*Work instruction*.
Write out the records in full and without alteration, setting aside their pictures.

Dataset entries
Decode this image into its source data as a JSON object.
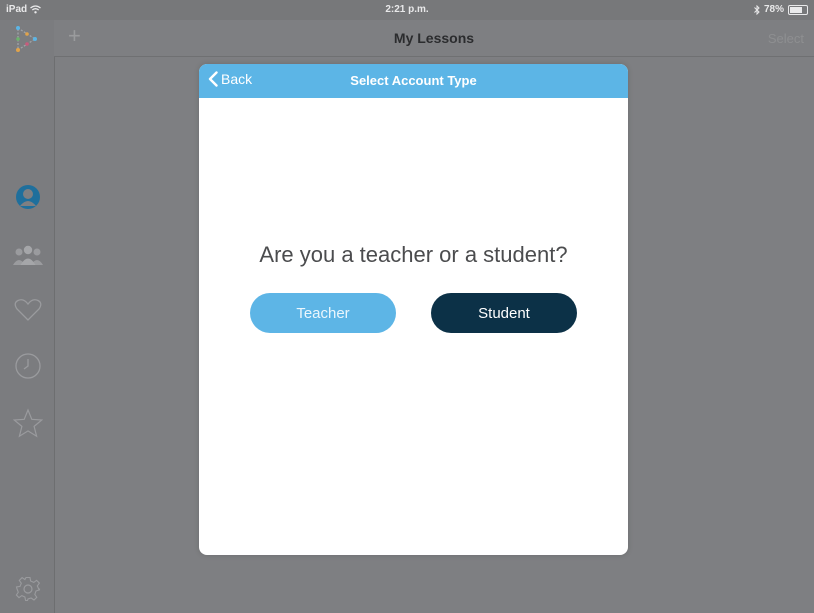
{
  "statusbar": {
    "device": "iPad",
    "time": "2:21 p.m.",
    "battery": "78%",
    "battery_level": 0.78
  },
  "navbar": {
    "title": "My Lessons",
    "add_label": "+",
    "select_label": "Select"
  },
  "sidebar": {
    "items": [
      {
        "icon": "logo-icon"
      },
      {
        "icon": "profile-icon"
      },
      {
        "icon": "group-icon"
      },
      {
        "icon": "heart-icon"
      },
      {
        "icon": "clock-icon"
      },
      {
        "icon": "star-icon"
      },
      {
        "icon": "gear-icon"
      }
    ]
  },
  "modal": {
    "back_label": "Back",
    "title": "Select Account Type",
    "question": "Are you a teacher or a student?",
    "teacher_label": "Teacher",
    "student_label": "Student"
  },
  "colors": {
    "header": "#5cb5e6",
    "teacher_button": "#5db5e6",
    "student_button": "#0c3147",
    "overlay": "#7e7f82"
  }
}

*Solution*.
Decode this image into its source data as a JSON object.
{
  "statusbar": {
    "device": "iPad",
    "time": "2:21 p.m.",
    "battery": "78%",
    "battery_level": 0.78
  },
  "navbar": {
    "title": "My Lessons",
    "add_label": "+",
    "select_label": "Select"
  },
  "sidebar": {
    "items": [
      {
        "icon": "logo-icon"
      },
      {
        "icon": "profile-icon"
      },
      {
        "icon": "group-icon"
      },
      {
        "icon": "heart-icon"
      },
      {
        "icon": "clock-icon"
      },
      {
        "icon": "star-icon"
      },
      {
        "icon": "gear-icon"
      }
    ]
  },
  "modal": {
    "back_label": "Back",
    "title": "Select Account Type",
    "question": "Are you a teacher or a student?",
    "teacher_label": "Teacher",
    "student_label": "Student"
  },
  "colors": {
    "header": "#5cb5e6",
    "teacher_button": "#5db5e6",
    "student_button": "#0c3147",
    "overlay": "#7e7f82"
  }
}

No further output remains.